t was like watching a movie, but not a slick Hollywood movie. Instead of two absurdly beautiful twenty-somethings, two geezers star in my movie: Gene, known as old Gray Beard, and me, his wife and once-upon-a-time babe.
The night before the movie begins, in a hotel in Playa del Carmen, I made a suggestion that seemed benign at the time: "Let's go to Cozumel tomorrow."
Sometimes winning is losing.
Sitting on the bed drinking a beer, Gene said, "I'd rather sit under a banyan tree and drink beer."
My thinning brow arched. "What? How could you?" I slapped the tour book down on the nightstand.
"Easy. Just watch me," he said. "Besides it'll be mobbed with tourists."
"We can rent a motor scooter," I paused. "And go to the far side of the island."
"I'm tired," he said. "I'd rather sit."
"But that's what you always do: sit and drink beer."
Gene was up on his feet trying to stare me down. "Can't you leave me alone for one day?"
I met him eye to eye. "But this is our dream vacation." And then I delivered the winning whine: "You promised."
Sometimes winning is losing.
The movie begins on a beach road in Cozumel. In the Hollywood version, the lusty, young stars race by straddling a sleek new motorcycle. In my version, we senior citizens, on a rusty old Moped, putt-putt along on a bike that wobbles like an old drunk.

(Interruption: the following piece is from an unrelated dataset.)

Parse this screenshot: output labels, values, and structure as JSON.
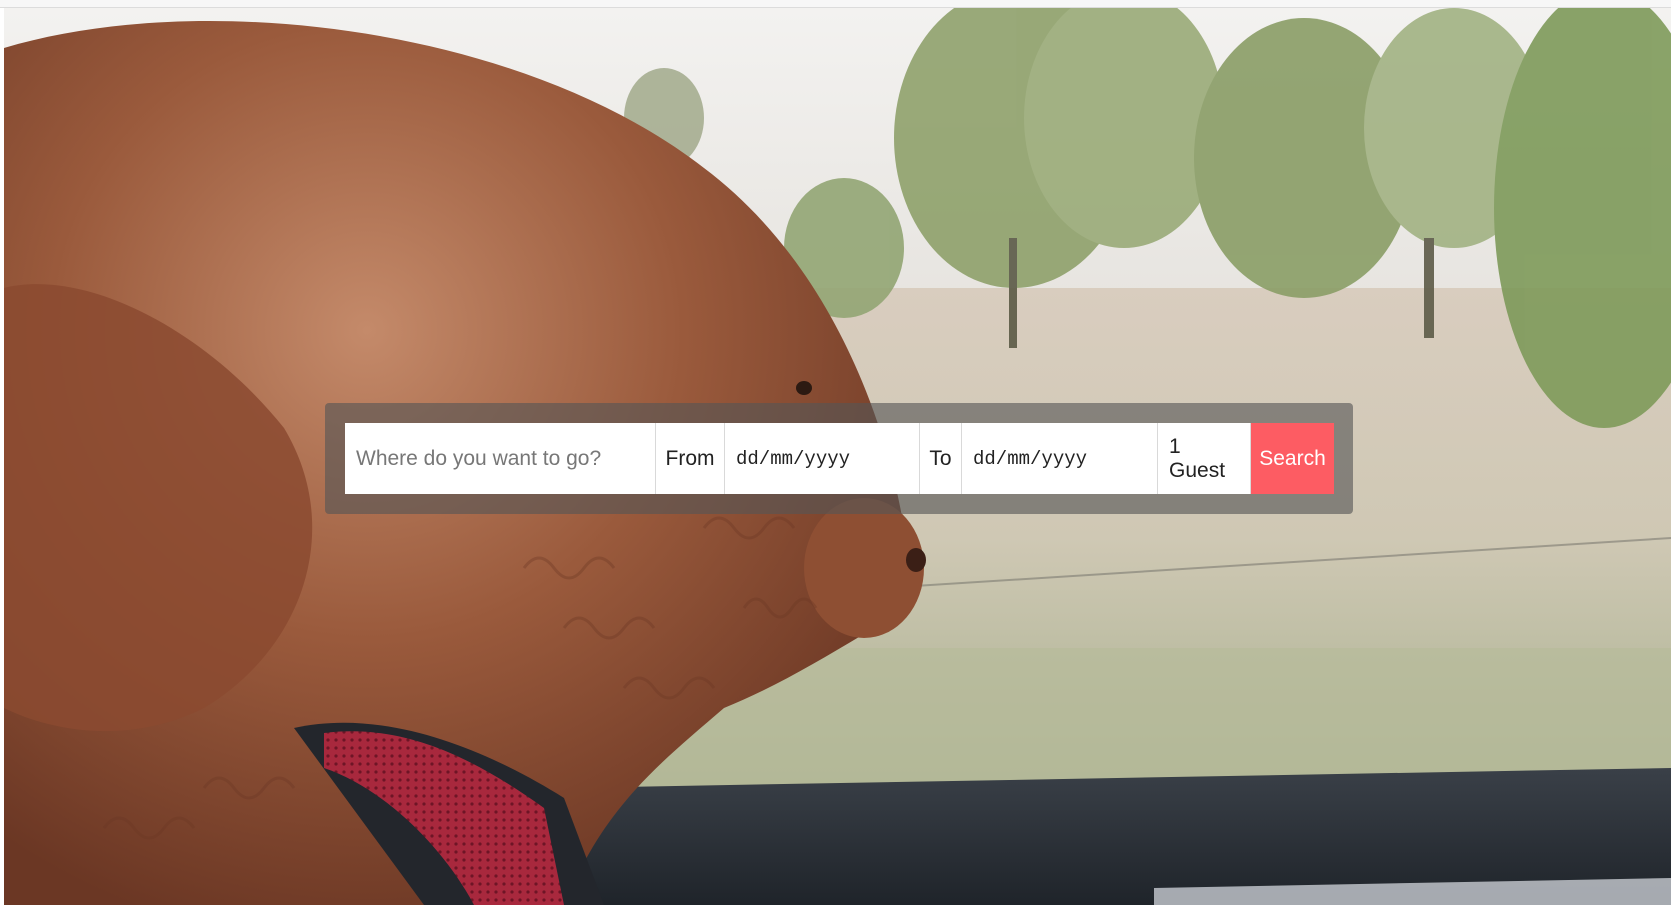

Our Moped ride continues into the afternoon when we approach the outskirts of the village of Cozumel. We manage the first stop by dragging our feet; the brakes don’t work that well on the rental. Rounding a corner, we hit a bump. I wonder why we’re speeding up. I grip his waist as we move faster and faster heading for the side of a building -- I can’t believe this piece of junk can go this fast. Questions like: “Is he really that pissed at me? Did he stroke?” run through my mind as the side of the building crumbles like a piece of stale wedding cake. The motorbike flies up and backwards -- this scene has been shot in slow motion -- and we land in a twisted heap on the sidewalk.
Within minutes an ambulance arrives. I’ve somehow gotten up on my feet and am watching the scene. Two guys in faded, baggy t-shirts and worn jeans move toward Gene, slouched against the curb. I wonder, “Could these guys be the EMTs?” They get him on his feet and try to walk him to the ambulance. He grabs for the guys yelling, “Help me. Help me man.” Worry creeps in. Gene, the Marine, never asks for help.
I briefly relax inside the ambulance, which is modern, even luxurious. The carpeting is lush and unstained. The ride is smooth. I let myself imagine a happy Hollywood ending. After all, rich tourists from all over the world visit Cozumel. Of course the medical care will be top notch.
After the accident, the two Hollywood stars are rushed to a peaceful clinic overlooking the sea. Although exotic and romantic, the facilities are up to date and efficiently run by beautiful people speaking perfect English who never mention money.
In the movie I’m watching, Gene is carried on a gurney into a room with whitewashed walls, concrete floors, and beds covered in thick green plastic. Privacy curtains are missing. The room is swarming with chattering humanity hanging out, gawking, or trying to sell something. A guy in an off-white coat -- I call him El Doctor, though there’s no way to know -- appears to be in charge. He takes X-rays and returns within minutes holding up a cloudy plastic sheet to a fluorescent bulb. Pointing to a foggy area on the film, he says, almost gleefully, “See? Broken hip. Needs surgery.”
When El Doctor turns his back, the crowd comes at Gene for money like starving dogs after a bone. Shaking and pale, he manages to pull his billfold from his pocket, open it, and wave it like a crow flapping its wings yelling, “No dinero. No dinero.”
They next pounce on me. I deal with the cop first, of course. He wants payment for something or other. I’ve learned over the years not to argue with a uniform, so I obediently hand him 500 pesos, which nearly cleans out my peso supply.
Next I attend to the guy who rented the Moped because he won’t let go of my arm. He looks up at me from armpit level with big teary eyes, “I’m a poor man with family. My bike is ruined. Por favor, senora.” He asks for $3000 pesos, or is it dollars? I give him the card number. He says he needs the security code all the while clutching my arm. He breaks me down with those cocker spaniel eyes.
How I Broke My Husband’s Hip in Mexico and Saved Him for $22.34 to Nag Another Day continues...